The United Nations rights office has slammed a “significant escalation” in the crackdown against the rights to freedom of expression, association and assembly in Egypt, warning of a “chronic problem” of arbitrary detention in the North African country.
“A spate of arrests, interrogations and detentions of activists, bloggers and journalists in Egypt over the last few weeks appears to indicate a significant escalation in the crackdown against the rights to freedom of expression, association and assembly in the country,” the office said on Tuesday.
Egypt’s President Abdel Fattah el-Sisi has since 2013 overseen a wide crackdown on dissent, which rights groups say the worst ever for Egypt, jailing hundreds of activists behind the 2011 uprising that toppled autocrat Hosni Mubarak. The crackdown followed the July 2013 ouster by the military, then led by Sisi, of democratically-elected president Mohammed Morsi.
Sisi, who was sworn in as Egyptian president for his second four-year term last Saturday, has since silenced most critics in the media, rolled back freedoms won by the 2011 uprising, and placed draconian restrictions on demonstrations and the work of rights groups.
The UN office further named a number of “prominent” detainees who have been arrested just in the month of May and said, “In many of the recent cases, those arrested were not presented with a warrant. Charges they face carry long prison terms.”
“We are extremely concerned that arrests like this, often followed by harsh sentences, and often for simply exercising the rights to freedom of opinion, expression and assembly, have become commonplace,” Spokesperson for the UN High Commissioner for Human Rights Ravina Shamdasani told reporters in Geneva.
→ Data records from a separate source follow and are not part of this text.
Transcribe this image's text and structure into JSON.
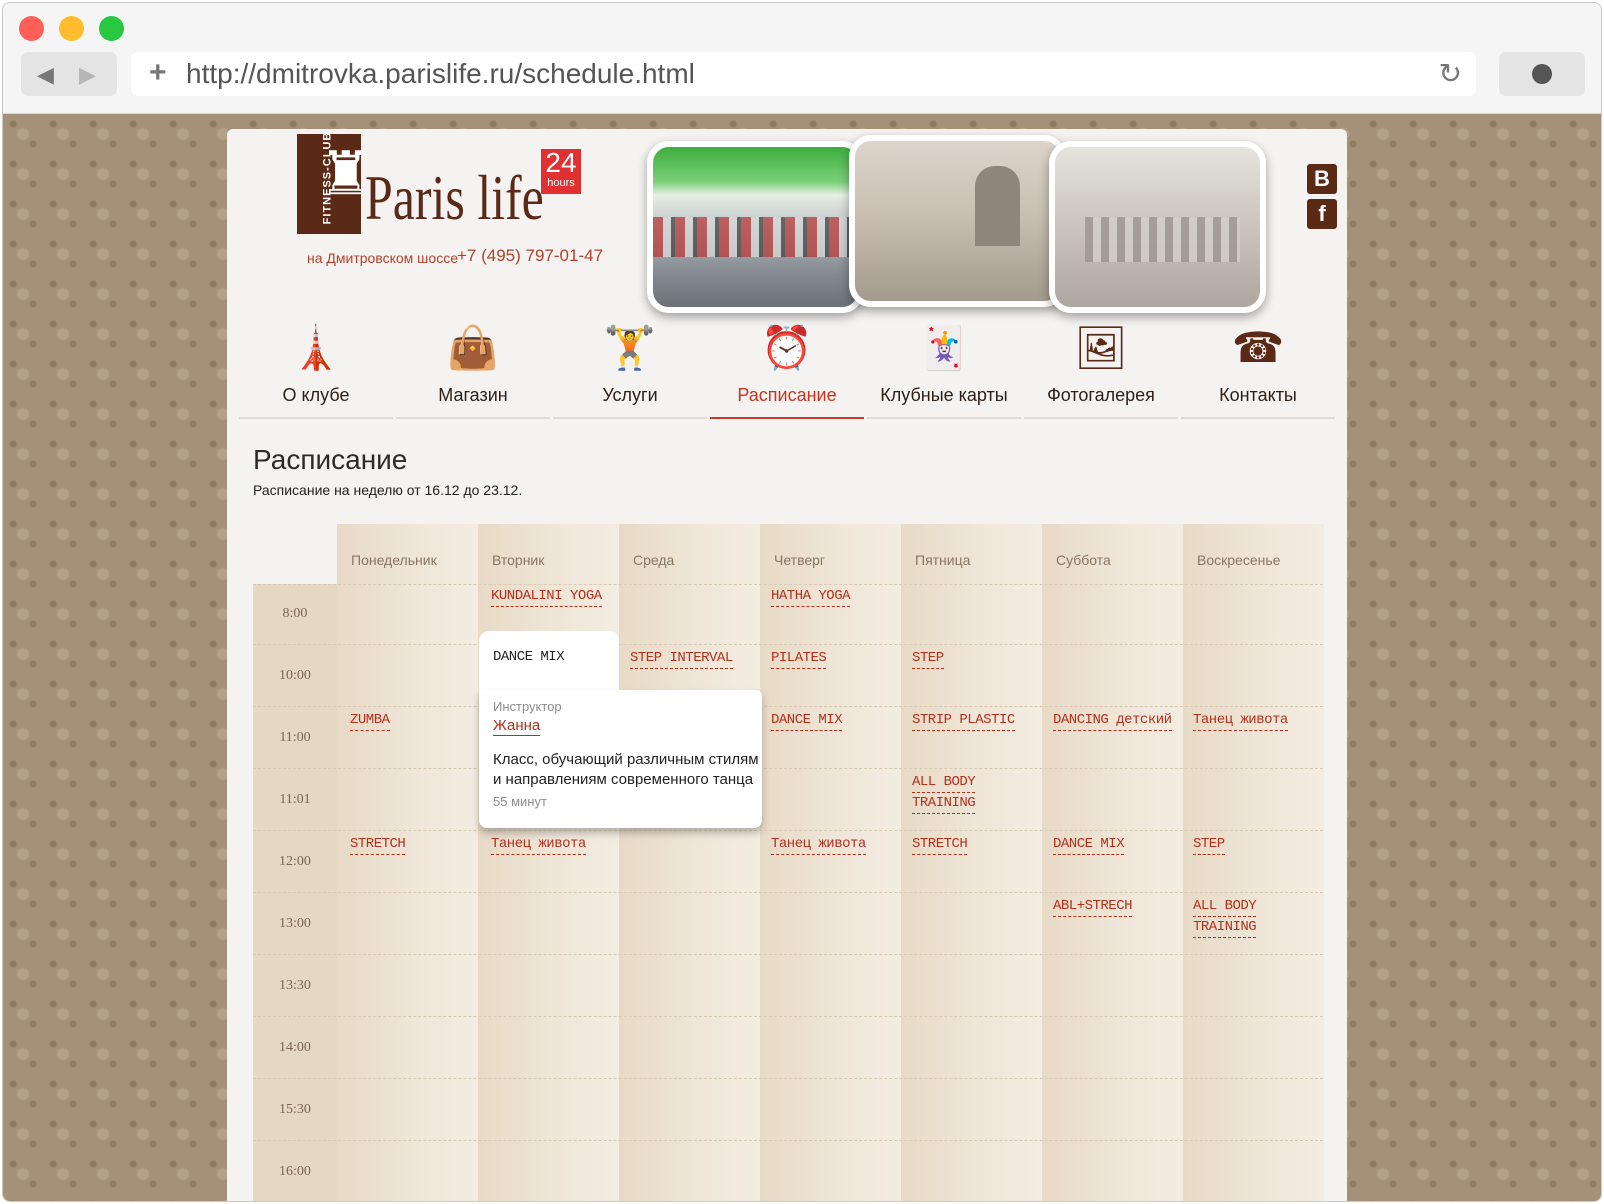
{
  "browser": {
    "url": "http://dmitrovka.parislife.ru/schedule.html"
  },
  "header": {
    "logo_vertical": "FITNESS-CLUB",
    "logo_name": "Paris life",
    "badge_number": "24",
    "badge_text": "hours",
    "location": "на Дмитровском шоссе",
    "phone": "+7 (495) 797-01-47",
    "social": {
      "vk": "B",
      "fb": "f"
    }
  },
  "menu": [
    {
      "label": "О клубе",
      "icon": "eiffel-tower-icon"
    },
    {
      "label": "Магазин",
      "icon": "shopping-bag-icon"
    },
    {
      "label": "Услуги",
      "icon": "dumbbell-icon"
    },
    {
      "label": "Расписание",
      "icon": "alarm-clock-icon",
      "active": true
    },
    {
      "label": "Клубные карты",
      "icon": "cards-icon"
    },
    {
      "label": "Фотогалерея",
      "icon": "photo-frame-icon"
    },
    {
      "label": "Контакты",
      "icon": "telephone-icon"
    }
  ],
  "page": {
    "title": "Расписание",
    "subtitle": "Расписание на неделю от 16.12 до 23.12."
  },
  "schedule": {
    "days": [
      "Понедельник",
      "Вторник",
      "Среда",
      "Четверг",
      "Пятница",
      "Суббота",
      "Воскресенье"
    ],
    "times": [
      "8:00",
      "10:00",
      "11:00",
      "11:01",
      "12:00",
      "13:00",
      "13:30",
      "14:00",
      "15:30",
      "16:00"
    ],
    "classes": {
      "tue_8": "KUNDALINI YOGA",
      "thu_8": "HATHA YOGA",
      "wed_10": "STEP INTERVAL",
      "thu_10": "PILATES",
      "fri_10": "STEP",
      "mon_11": "ZUMBA",
      "thu_11": "DANCE MIX",
      "fri_11": "STRIP PLASTIC",
      "sat_11": "DANCING детский",
      "sun_11": "Танец живота",
      "fri_1101_a": "ALL BODY",
      "fri_1101_b": "TRAINING",
      "mon_12": "STRETCH",
      "tue_12": "Танец живота",
      "thu_12": "Танец живота",
      "fri_12": "STRETCH",
      "sat_12": "DANCE MIX",
      "sun_12": "STEP",
      "sat_13": "ABL+STRECH",
      "sun_13_a": "ALL BODY",
      "sun_13_b": "TRAINING"
    },
    "popup": {
      "name": "DANCE MIX",
      "instructor_label": "Инструктор",
      "instructor": "Жанна",
      "description": "Класс, обучающий различным стилям и направлениям современного танца",
      "duration": "55 минут"
    }
  }
}
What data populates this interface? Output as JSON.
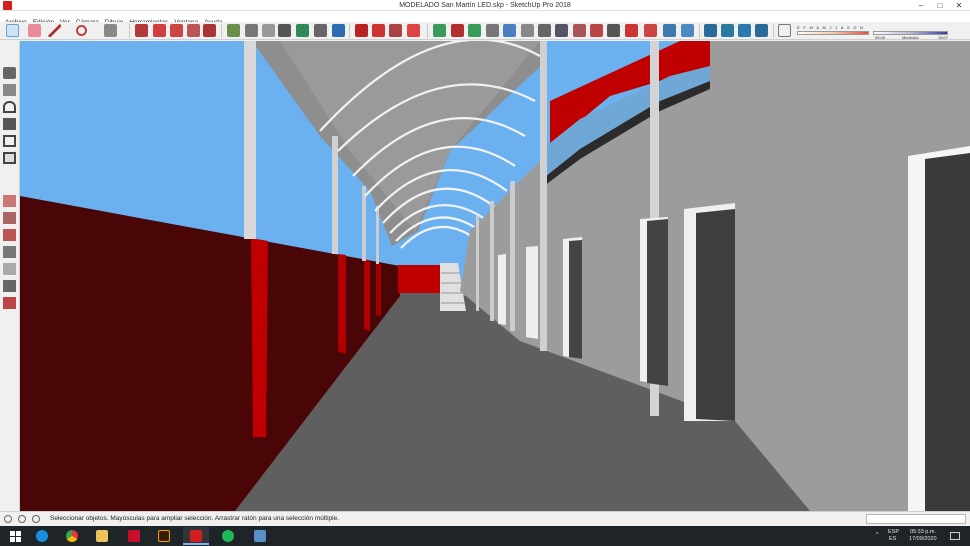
{
  "window": {
    "title": "MODELADO San Martín LED.skp - SketchUp Pro 2018",
    "controls": [
      "–",
      "□",
      "✕"
    ]
  },
  "menu": [
    "Archivo",
    "Edición",
    "Ver",
    "Cámara",
    "Dibujo",
    "Herramientas",
    "Ventana",
    "Ayuda"
  ],
  "shadows": {
    "months": "E F M A M J J A S O N D",
    "time_left": "05:45",
    "time_mid": "Mediodía",
    "time_right": "18:07"
  },
  "status": {
    "text": "Seleccionar objetos. Mayúsculas para ampliar selección. Arrastrar ratón para una selección múltiple.",
    "measurements_value": ""
  },
  "tray": {
    "language": "ESP",
    "language_sub": "ES",
    "time": "05:33 p.m.",
    "date": "17/09/2020"
  },
  "colors": {
    "wall_red": "#4a0606",
    "bright_red": "#c00000",
    "sky": "#6bb0ef",
    "floor": "#5f5f5f",
    "wall_grey": "#9c9c9c"
  }
}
She added, “Arbitrary detention has become a chronic problem in Egypt.”
She emphasized that many prominent bloggers, journalists, lawyers and activists were among those who had been arrested after a February statement by General Prosecutor Nabil Sadeq ordering prosecutors to monitor social media sites that “spread lies and fake news.”
The statement said that government lawyers and chief prosecutors would take legal action against communication and sites that spread fake news, incite public fear, or damage public security.
Shamdasani said the cases she was raising were only the “prominent cases … which have come to the attention of the United Nations. Certainly there must be many other cases.”
She added that the UN rights office is calling on the Egyptian authorities to “fully ensure the rights of all detainees to their physical and psychological integrity, and to due process.”
“We call unequivocally for the immediate and unconditional release of all those currently being held by the Egyptian authorities for the legitimate exercise of their human rights,” the spokeswoman pointed out.
Egypt detained prominent blogger and journalist Wael Abbas, the latest in a series of arrests targeting dissidents.
Egypt detains prominent blogger and journalist Wael Abbas, the latest in a series of arrests targeting dissidents.
Abbas’s lawyer Gamal Eid said in a tweet that the award-winning journalist and rights activist was arrested early on May 23 and his whereabouts are unknown.
As Cairo speeds up its repression campaign to silence dissidents and critics of the government, Egyptian authorities detained prominent opposition leader Hazim Abdelazim late on May 26.
Hazim Abdelazim was taken from his home in a Cairo suburb late Saturday.
Abdelazim, once a deputy telecoms minister under ousted President Hosni Mubarak, was arrested at his home in Cairo on suspicion of publishing false news and inciting against the state.
By Africafrique and agencies